The title of this article is the combination of two very famous quotes:
“We are what we repeatedly do. Excellence, then, is not an act, but a habit.”
“Happiness is a journey, not a destination.”
The first quote is commonly attributed to Aristotle but it seems it was actually written by Will Durant. The second quote is by Alfred D. Souza, but I also saw it being attributed to Buddha.
In any case the combination of these two quotes occurred to me when I watched a lesson (in Hebrew) by my friend Ran Weber. He said (in my own free translation):
“Instead of constantly trying to search for the best thing we could possibly be doing, we should focus on doing as well as possible what we are already doing.”
The second part of Ran’s phrase, to “focus on doing as well as possible what we are already doing” is exactly the aspect of excellence. I believe that most people would agree that in order to achieve excellence we must be focused on what we are doing now.
But in my opinion the first part of Ran’s phrase is the secret to understanding why so many people are unhappy. These people can’t be happy, because they are “constantly trying to search for the best thing [they] could possibly be doing”. So they are focusing on some destination, and not on the journey. And thus their happiness actually becomes a “moving target”.
Example: What happens in our jobs
It seems that nowadays it is extremely difficult for someone to really feel happy about his or her job. People in general have this tendency to dream about a different job, in which they would have a higher salary, more interesting tasks, a better relationship with their managers and colleagues, more opportunities to grow and be promoted, and a company culture more suited to their own personality.
As a natural consequence, people in this situation don’t have the motivation to do their best. Because they feel unhappy, they also do not achieve excellence in their work. And this creates a downward spiral that is very difficult to escape from.
The downward spiral: If someone is not doing a good job, this person will not be assigned more interesting tasks. Neither will this person be able to improve his or her relationships with managers and colleagues. Finally, this person will have no opportunity to grow nor to be promoted.
So, the secret to achieve happiness, as Ran explained, is: “focus on doing as well as possible what we are already doing”. This is your job now, so simply try to do the best you can.
I believe that as a result of this approach of “always doing the best you can”, a person will eventually derive more satisfaction from his or her job: by having access to more interesting tasks, by gradually being recognized by managers and colleagues and eventually being promoted.
In other words, this person that is able to focus on excellence will also be able to enjoy the journey. At any point in time, this person will feel proud.

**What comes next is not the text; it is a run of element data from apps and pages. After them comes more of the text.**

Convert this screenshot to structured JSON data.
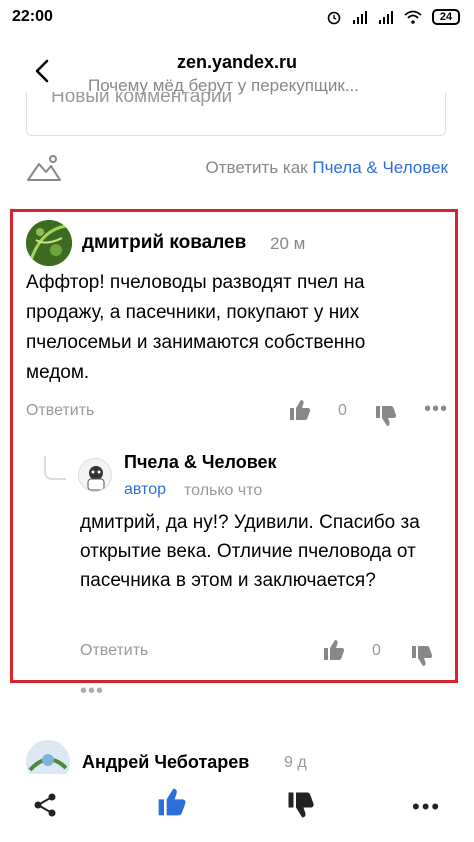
{
  "status_bar": {
    "time": "22:00",
    "battery": "24"
  },
  "header": {
    "url": "zen.yandex.ru",
    "title": "Почему мёд берут у перекупщик...",
    "more": "•••"
  },
  "new_comment": {
    "placeholder": "Новый комментарий"
  },
  "reply_as": {
    "prefix": "Ответить как ",
    "name": "Пчела & Человек"
  },
  "comments": [
    {
      "author": "дмитрий ковалев",
      "time": "20 м",
      "text": "Аффтор! пчеловоды разводят пчел на продажу, а пасечники, покупают у них пчелосемьи и занимаются собственно медом.",
      "reply_label": "Ответить",
      "likes": "0",
      "more": "•••",
      "replies": [
        {
          "author": "Пчела & Человек",
          "role": "автор",
          "time": "только что",
          "text": "дмитрий, да ну!? Удивили. Спасибо за открытие века. Отличие пчеловода от пасечника в этом и заключается?",
          "reply_label": "Ответить",
          "likes": "0"
        }
      ],
      "more_replies": "•••"
    },
    {
      "author": "Андрей Чеботарев",
      "time": "9 д"
    }
  ],
  "toolbar": {
    "more": "•••"
  },
  "colors": {
    "accent": "#2d6fd8",
    "highlight_frame": "#d8232f"
  }
}
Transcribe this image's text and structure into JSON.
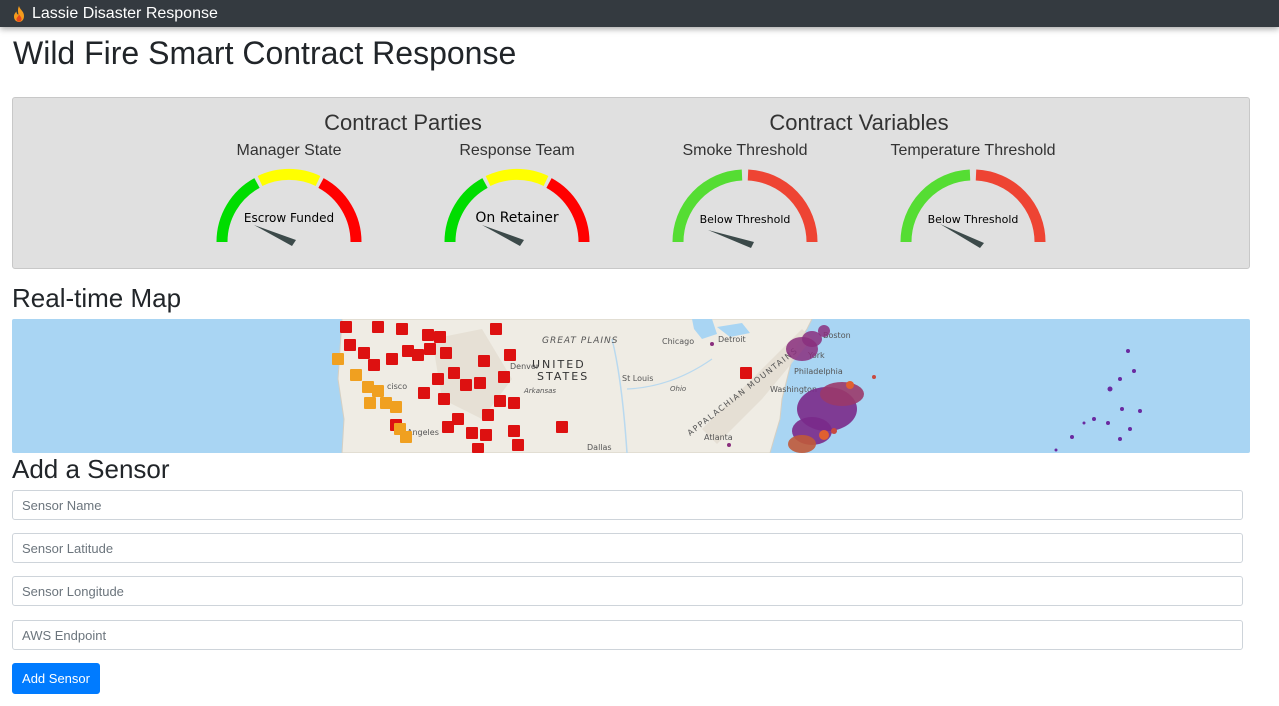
{
  "navbar": {
    "brand": "Lassie Disaster Response",
    "brand_icon": "fire-icon"
  },
  "page": {
    "title": "Wild Fire Smart Contract Response"
  },
  "contract_parties": {
    "title": "Contract Parties",
    "gauges": [
      {
        "label": "Manager State",
        "value_text": "Escrow Funded",
        "segments": [
          "#00dd00",
          "#ffff00",
          "#ff0000"
        ]
      },
      {
        "label": "Response Team",
        "value_text": "On Retainer",
        "segments": [
          "#00dd00",
          "#ffff00",
          "#ff0000"
        ]
      }
    ]
  },
  "contract_variables": {
    "title": "Contract Variables",
    "gauges": [
      {
        "label": "Smoke Threshold",
        "value_text": "Below Threshold",
        "segments": [
          "#55dd33",
          "#ee4433"
        ]
      },
      {
        "label": "Temperature Threshold",
        "value_text": "Below Threshold",
        "segments": [
          "#55dd33",
          "#ee4433"
        ]
      }
    ]
  },
  "map": {
    "title": "Real-time Map",
    "labels": [
      "GREAT PLAINS",
      "UNITED",
      "STATES",
      "Chicago",
      "Detroit",
      "Boston",
      "York",
      "Philadelphia",
      "Washington",
      "St Louis",
      "Ohio",
      "Arkansas",
      "Denver",
      "Dallas",
      "Atlanta",
      "APPALACHIAN MOUNTAINS",
      "cisco",
      "Angeles"
    ]
  },
  "add_sensor": {
    "title": "Add a Sensor",
    "fields": [
      {
        "placeholder": "Sensor Name"
      },
      {
        "placeholder": "Sensor Latitude"
      },
      {
        "placeholder": "Sensor Longitude"
      },
      {
        "placeholder": "AWS Endpoint"
      }
    ],
    "button_label": "Add Sensor"
  },
  "colors": {
    "navbar": "#343a40",
    "primary": "#007bff",
    "fire_marker": "#dd1111",
    "alert_marker": "#f0a020",
    "smoke_dots": "#7a2a8a"
  }
}
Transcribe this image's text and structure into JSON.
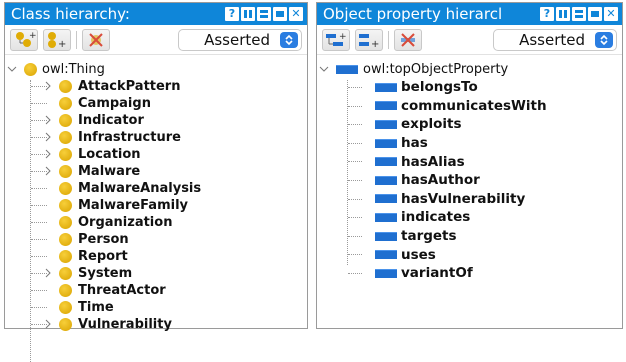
{
  "left_panel": {
    "title": "Class hierarchy:",
    "dropdown_value": "Asserted",
    "root": {
      "label": "owl:Thing",
      "expanded": true
    },
    "items": [
      {
        "label": "AttackPattern",
        "expandable": true
      },
      {
        "label": "Campaign",
        "expandable": false
      },
      {
        "label": "Indicator",
        "expandable": true
      },
      {
        "label": "Infrastructure",
        "expandable": true
      },
      {
        "label": "Location",
        "expandable": true
      },
      {
        "label": "Malware",
        "expandable": true
      },
      {
        "label": "MalwareAnalysis",
        "expandable": false
      },
      {
        "label": "MalwareFamily",
        "expandable": false
      },
      {
        "label": "Organization",
        "expandable": false
      },
      {
        "label": "Person",
        "expandable": false
      },
      {
        "label": "Report",
        "expandable": false
      },
      {
        "label": "System",
        "expandable": true
      },
      {
        "label": "ThreatActor",
        "expandable": false
      },
      {
        "label": "Time",
        "expandable": false
      },
      {
        "label": "Vulnerability",
        "expandable": true
      }
    ]
  },
  "right_panel": {
    "title": "Object property hierarcl",
    "dropdown_value": "Asserted",
    "root": {
      "label": "owl:topObjectProperty",
      "expanded": true
    },
    "items": [
      {
        "label": "belongsTo"
      },
      {
        "label": "communicatesWith"
      },
      {
        "label": "exploits"
      },
      {
        "label": "has"
      },
      {
        "label": "hasAlias"
      },
      {
        "label": "hasAuthor"
      },
      {
        "label": "hasVulnerability"
      },
      {
        "label": "indicates"
      },
      {
        "label": "targets"
      },
      {
        "label": "uses"
      },
      {
        "label": "variantOf"
      }
    ]
  },
  "window_buttons": [
    "help",
    "split-vertical",
    "split-horizontal",
    "maximize",
    "close"
  ],
  "colors": {
    "titlebar": "#0f86d9",
    "class_icon": "#e0ac06",
    "property_icon": "#1f6fd0",
    "dropdown_arrow": "#2a7de1"
  }
}
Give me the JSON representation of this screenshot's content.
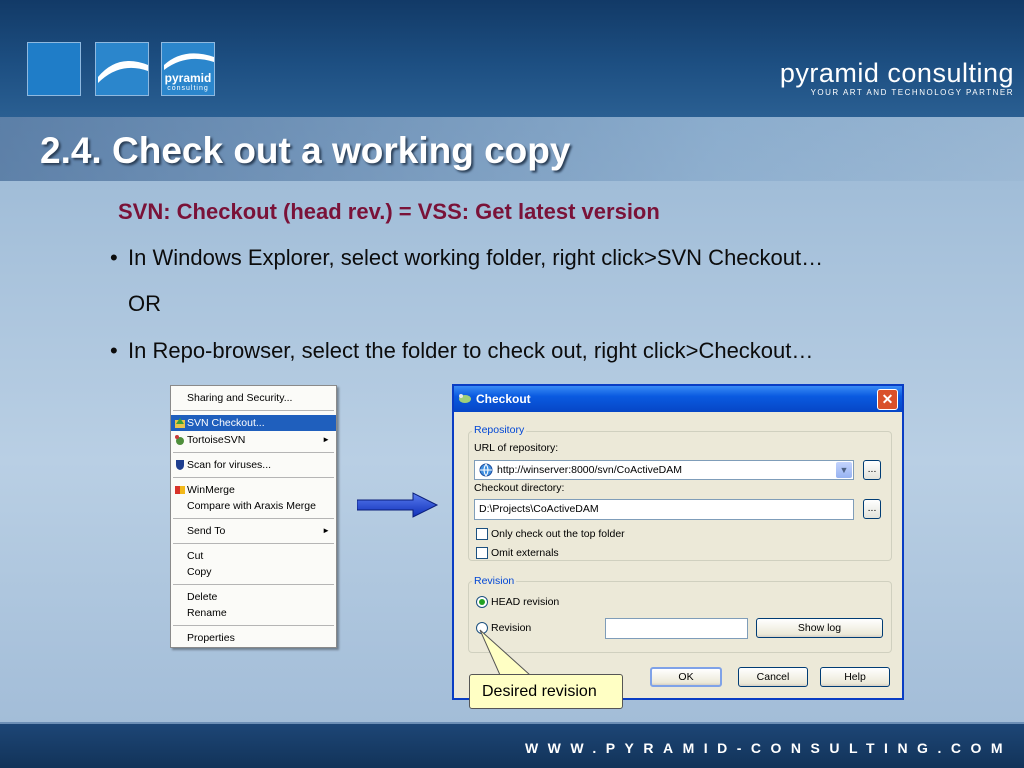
{
  "header": {
    "logo_text": "pyramid",
    "logo_subtext": "consulting",
    "brand_name": "pyramid consulting",
    "brand_tagline": "YOUR ART AND TECHNOLOGY PARTNER"
  },
  "slide": {
    "title": "2.4. Check out a working copy",
    "subtitle": "SVN: Checkout (head rev.) = VSS: Get latest version",
    "bullet1": "In Windows Explorer, select working folder, right click>SVN Checkout…",
    "or": "OR",
    "bullet2": "In Repo-browser, select the folder to check out, right click>Checkout…",
    "bullet_char": "•"
  },
  "context_menu": {
    "items": [
      {
        "label": "Sharing and Security..."
      },
      {
        "label": "SVN Checkout...",
        "icon": "svn-checkout-icon"
      },
      {
        "label": "TortoiseSVN",
        "icon": "tortoisesvn-icon",
        "submenu": "►"
      },
      {
        "label": "Scan for viruses...",
        "icon": "shield-icon"
      },
      {
        "label": "WinMerge",
        "icon": "winmerge-icon"
      },
      {
        "label": "Compare with Araxis Merge"
      },
      {
        "label": "Send To",
        "submenu": "►"
      },
      {
        "label": "Cut"
      },
      {
        "label": "Copy"
      },
      {
        "label": "Delete"
      },
      {
        "label": "Rename"
      },
      {
        "label": "Properties"
      }
    ],
    "selected": "SVN Checkout..."
  },
  "dialog": {
    "title": "Checkout",
    "close": "✕",
    "repository_group": "Repository",
    "url_label": "URL of repository:",
    "url_value": "http://winserver:8000/svn/CoActiveDAM",
    "browse_label": "...",
    "dir_label": "Checkout directory:",
    "dir_value": "D:\\Projects\\CoActiveDAM",
    "only_top_folder": "Only check out the top folder",
    "omit_externals": "Omit externals",
    "revision_group": "Revision",
    "head_revision": "HEAD revision",
    "revision": "Revision",
    "revision_value": "",
    "show_log": "Show log",
    "ok": "OK",
    "cancel": "Cancel",
    "help": "Help",
    "dropdown_arrow": "▼"
  },
  "callout": {
    "text": "Desired revision"
  },
  "footer": {
    "url": "WWW.PYRAMID-CONSULTING.COM"
  },
  "colors": {
    "subtitle": "#7a1238",
    "header_bg": "#123a67",
    "menu_highlight": "#1f5fbd",
    "xp_titlebar": "#0a5ae0",
    "callout_bg": "#ffffc4"
  }
}
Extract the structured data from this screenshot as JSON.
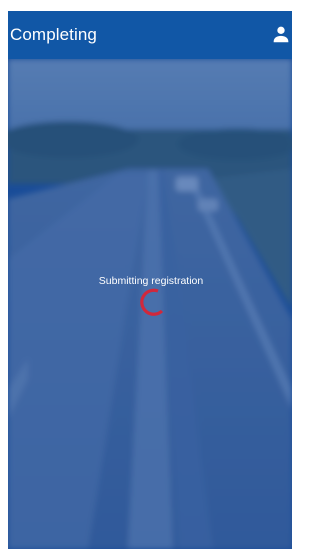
{
  "app_bar": {
    "title": "Completing",
    "account_icon": "person-icon"
  },
  "background": {
    "description_icon": "highway-photo"
  },
  "loader": {
    "status_text": "Submitting registration",
    "spinner_color": "#d0283c"
  },
  "colors": {
    "app_bar": "#1157a6",
    "overlay": "#1a4da0",
    "text": "#ffffff"
  }
}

I think that this principle applies to employees in a company, but also to consultants, businessmen and entrepreneurs. Any professional can benefit from focusing on excellence and enjoying the journey instead of constantly looking for happiness somewhere else.
What do you think? Do you agree? Please feel free to share your opinion in the comments below.
Great two-in-one manta for excellence and happiness.
I agree that doing the best you can is generally the best strategy.
But it is also important to note, that it has it own limit. This idea itself could be very charming to unfair companies to have highly-motivated under-compensated employees. It could also lead the followers of this idea to burn outs.
So I believe it is necessary to also figure out some supporting markers to better evaluate the whole situation.